Discussing vulnerabilities is not passing judgment but rather exploring where we want to be.
COSO Integrated Control Framework (Revised - 2013)
"Internal Control is a process, effected by an entity's board of directors, management, and other personnel, designed to provide reasonable assurance regarding the achievement of objectives relating to operations, reporting, and compliance." - Committee of Sponsoring Organizations of the Treadway Commission
"The COSO report provided a common language regarding controls, and created an integrated control framework for managing business risks. The framework consists of five interrelated components:
- control environment,
- risk assessment,
- control activities,
- information and communication, and
The control environment component is considered the “framework.” It focuses on people, the ethical and moral values established by an organization’s leadership team, and competence. It emphasizes that people are the organization and are the key determinants of the organization’s success or failure.
The risk assessment component ensures that mechanisms exist throughout the organization to identify, manage, and mitigate unwarranted risks.
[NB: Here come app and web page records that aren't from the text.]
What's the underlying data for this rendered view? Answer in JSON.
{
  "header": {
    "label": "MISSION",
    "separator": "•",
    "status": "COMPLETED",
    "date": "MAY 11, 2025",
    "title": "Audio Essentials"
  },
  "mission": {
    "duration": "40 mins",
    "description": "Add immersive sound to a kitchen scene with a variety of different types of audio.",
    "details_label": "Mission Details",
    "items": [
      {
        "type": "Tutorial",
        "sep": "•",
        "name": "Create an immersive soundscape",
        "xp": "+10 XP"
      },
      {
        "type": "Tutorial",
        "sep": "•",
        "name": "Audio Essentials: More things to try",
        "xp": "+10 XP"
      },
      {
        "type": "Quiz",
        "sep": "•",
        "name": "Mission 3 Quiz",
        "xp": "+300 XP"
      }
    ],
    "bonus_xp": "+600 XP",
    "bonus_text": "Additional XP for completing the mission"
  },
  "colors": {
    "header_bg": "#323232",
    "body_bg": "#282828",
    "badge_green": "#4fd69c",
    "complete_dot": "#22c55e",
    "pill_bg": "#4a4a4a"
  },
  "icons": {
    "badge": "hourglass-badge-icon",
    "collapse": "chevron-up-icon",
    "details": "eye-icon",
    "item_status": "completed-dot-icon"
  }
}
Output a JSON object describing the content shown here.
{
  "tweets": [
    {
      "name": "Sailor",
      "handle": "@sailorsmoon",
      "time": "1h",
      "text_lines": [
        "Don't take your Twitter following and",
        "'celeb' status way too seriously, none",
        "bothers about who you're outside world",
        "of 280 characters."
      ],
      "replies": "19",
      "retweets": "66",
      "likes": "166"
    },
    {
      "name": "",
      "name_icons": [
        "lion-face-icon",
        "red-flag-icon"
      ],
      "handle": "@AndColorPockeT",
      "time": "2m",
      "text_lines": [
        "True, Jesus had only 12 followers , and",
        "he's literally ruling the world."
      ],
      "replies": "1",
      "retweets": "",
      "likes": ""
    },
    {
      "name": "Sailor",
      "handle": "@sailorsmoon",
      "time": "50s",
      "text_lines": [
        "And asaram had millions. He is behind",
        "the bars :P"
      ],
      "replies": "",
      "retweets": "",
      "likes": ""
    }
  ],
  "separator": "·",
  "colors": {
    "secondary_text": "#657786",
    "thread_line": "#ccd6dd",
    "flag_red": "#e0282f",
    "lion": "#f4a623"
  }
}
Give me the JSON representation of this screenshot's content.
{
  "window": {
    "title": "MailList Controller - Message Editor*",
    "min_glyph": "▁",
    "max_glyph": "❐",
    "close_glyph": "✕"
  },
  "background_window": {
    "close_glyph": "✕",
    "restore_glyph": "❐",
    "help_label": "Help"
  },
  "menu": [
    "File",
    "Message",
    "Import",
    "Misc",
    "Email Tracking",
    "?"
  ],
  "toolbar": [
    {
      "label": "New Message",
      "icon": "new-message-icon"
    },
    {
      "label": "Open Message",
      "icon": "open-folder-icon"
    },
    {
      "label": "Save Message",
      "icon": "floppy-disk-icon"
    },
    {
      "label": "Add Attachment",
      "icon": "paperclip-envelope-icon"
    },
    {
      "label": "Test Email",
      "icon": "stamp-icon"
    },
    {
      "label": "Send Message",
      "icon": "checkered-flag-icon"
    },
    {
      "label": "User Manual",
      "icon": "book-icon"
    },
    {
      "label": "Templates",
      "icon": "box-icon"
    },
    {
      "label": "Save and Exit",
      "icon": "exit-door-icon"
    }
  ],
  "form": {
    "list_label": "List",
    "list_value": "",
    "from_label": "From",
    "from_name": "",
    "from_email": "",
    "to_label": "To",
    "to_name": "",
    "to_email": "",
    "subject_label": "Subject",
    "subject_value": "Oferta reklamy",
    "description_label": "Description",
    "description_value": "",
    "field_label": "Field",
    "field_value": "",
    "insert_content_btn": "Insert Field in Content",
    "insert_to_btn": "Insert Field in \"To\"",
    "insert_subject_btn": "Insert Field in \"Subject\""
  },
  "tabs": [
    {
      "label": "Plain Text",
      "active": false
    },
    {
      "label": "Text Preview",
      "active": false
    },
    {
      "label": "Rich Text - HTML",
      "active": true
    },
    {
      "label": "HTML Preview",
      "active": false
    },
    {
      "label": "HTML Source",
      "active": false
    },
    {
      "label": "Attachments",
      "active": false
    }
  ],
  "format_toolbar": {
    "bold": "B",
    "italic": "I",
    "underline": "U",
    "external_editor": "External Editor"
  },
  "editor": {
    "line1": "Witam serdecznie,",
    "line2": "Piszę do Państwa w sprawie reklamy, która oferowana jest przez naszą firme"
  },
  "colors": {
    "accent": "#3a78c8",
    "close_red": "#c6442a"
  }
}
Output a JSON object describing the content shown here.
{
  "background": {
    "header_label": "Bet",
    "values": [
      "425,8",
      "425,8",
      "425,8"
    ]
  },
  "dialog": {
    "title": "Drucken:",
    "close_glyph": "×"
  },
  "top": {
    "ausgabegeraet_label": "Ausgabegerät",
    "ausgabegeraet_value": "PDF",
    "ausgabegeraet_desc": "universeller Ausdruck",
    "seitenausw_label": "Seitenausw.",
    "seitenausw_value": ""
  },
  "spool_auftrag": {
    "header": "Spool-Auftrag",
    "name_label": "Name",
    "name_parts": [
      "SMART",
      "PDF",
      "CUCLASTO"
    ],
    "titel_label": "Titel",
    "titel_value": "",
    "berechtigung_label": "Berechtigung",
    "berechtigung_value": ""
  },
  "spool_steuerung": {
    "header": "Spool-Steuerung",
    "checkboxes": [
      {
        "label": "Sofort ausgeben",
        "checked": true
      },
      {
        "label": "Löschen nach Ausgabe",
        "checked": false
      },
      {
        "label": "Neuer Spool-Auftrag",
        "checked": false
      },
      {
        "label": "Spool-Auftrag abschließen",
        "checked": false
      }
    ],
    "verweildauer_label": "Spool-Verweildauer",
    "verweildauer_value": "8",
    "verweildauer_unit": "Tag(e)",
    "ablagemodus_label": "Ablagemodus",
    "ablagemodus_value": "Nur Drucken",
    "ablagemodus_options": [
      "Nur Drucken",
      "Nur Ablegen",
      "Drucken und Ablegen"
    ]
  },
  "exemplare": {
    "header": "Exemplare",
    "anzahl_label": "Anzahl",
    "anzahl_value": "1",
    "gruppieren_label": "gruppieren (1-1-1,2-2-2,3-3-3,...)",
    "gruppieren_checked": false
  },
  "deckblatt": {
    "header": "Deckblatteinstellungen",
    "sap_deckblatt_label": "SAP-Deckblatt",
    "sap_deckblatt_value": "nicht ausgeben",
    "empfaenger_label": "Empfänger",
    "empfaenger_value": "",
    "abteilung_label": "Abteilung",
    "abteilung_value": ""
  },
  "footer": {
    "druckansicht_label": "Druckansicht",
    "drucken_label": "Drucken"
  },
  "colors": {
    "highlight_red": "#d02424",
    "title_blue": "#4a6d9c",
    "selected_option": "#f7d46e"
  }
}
Therefore, goal alignment is critical throughout the organization and is to be integrated throughout all significant activities.
The control activities component provides that policies and procedures should be established and followed to ensure all actions support the achievement of defined goals.
The information and communication component provides that communication and the sharing of information should occur up, down, and across the organization. It requires that information be timely and thorough in order for actions to be completed that support the achievement of stated goals.
The monitoring component provides that the entire process must be monitored in order to recognize problems to make necessary adjustments during the course of operations."
- University Risk Management and Insurance Association, Enterprise Risk Management in Higher Education white paper, September 2007, http://www.urmia.org/home
Internal controls can be classified in four ways:
Directive controls ensure a particular outcome is achieved. Examples include guidelines, training and incentives.
Preventative controls limit the possibility of an undesirable outcome. Examples include tone at the top, authorization, segregation of duties and password protection.
Corrective or compensating controls correct undesirable outcomes that have occurred or reduce risk to an acceptable level when other controls have failed or are not cost-effective. Examples include close supervision and management review including reviewing cost center reports, personal expense reports, time cards, etc.
Detective controls spot errors, omissions and fraud after the events have taken place. Examples include reconciliations and exception reports.
Controlling is a function of management and is an integral part of the overall process of managing operations. As such, it is the responsibility of managers at all levels of the organization to:
- Identify and evaluate the exposures to loss which relate to their particular sphere of operations.
- Specify and establish policies, plans, and operating standards, procedures, systems, and other disciplines to be used to minimize, mitigate, and/or limit the risks associated with the exposures identified.
- Establish practical controlling processes that require and encourage directors, officers, and employees to carry out their duties and responsibilities in a manner that achieves the five control objectives outlined in procedures.
- Maintain the effectiveness of the controlling processes they have established and foster continuous improvement to these processes.
Control should be proportionate to the risk and within the university's risk appetite.
Here are some additional effective internal controls:
- Set a strong example of expected ethical behavior, compliance with laws and policies and routinely communicate these expectations.
- If you don't know if an action that you are considering is going to be compliant with University policies and procedures - ask! Don't accidently violate a policy or inadvertently commit fraud. Your actions do not need to be deliberate to commit fraud. Not knowing policies is not a defense for your actions or inaction.
- Develop measurable goals based on your departments strategic plan and mission. Have an action plan to achieve goals.
- Develop written procedures; starting with your core operations and unique risks.
- Separate duties into initiation and review and/or approval. This reduces the possibility of errors.
Here are some questions to ponder regarding managers enhancing performance:
- How am I ensuring that my team members individually understand that what they do everyday directly relates to results that must be achieved?
- How am I ensuring that each team member understands their specific (and ideally measurable) expectations?
- How are team members self-monitoring their own results?
- How am I consistently monitoring my team members' results?
- How am I consistently providing constructive performance feedback?
- How are we frequently celebrating successes?
- Am I asking how I can help my teammates?
- Am I really listening, seeking to understand and doing something about it?
- Am I reaching out to others that have qualities with which I struggle for input and advice?
- Are our goals "SMART"?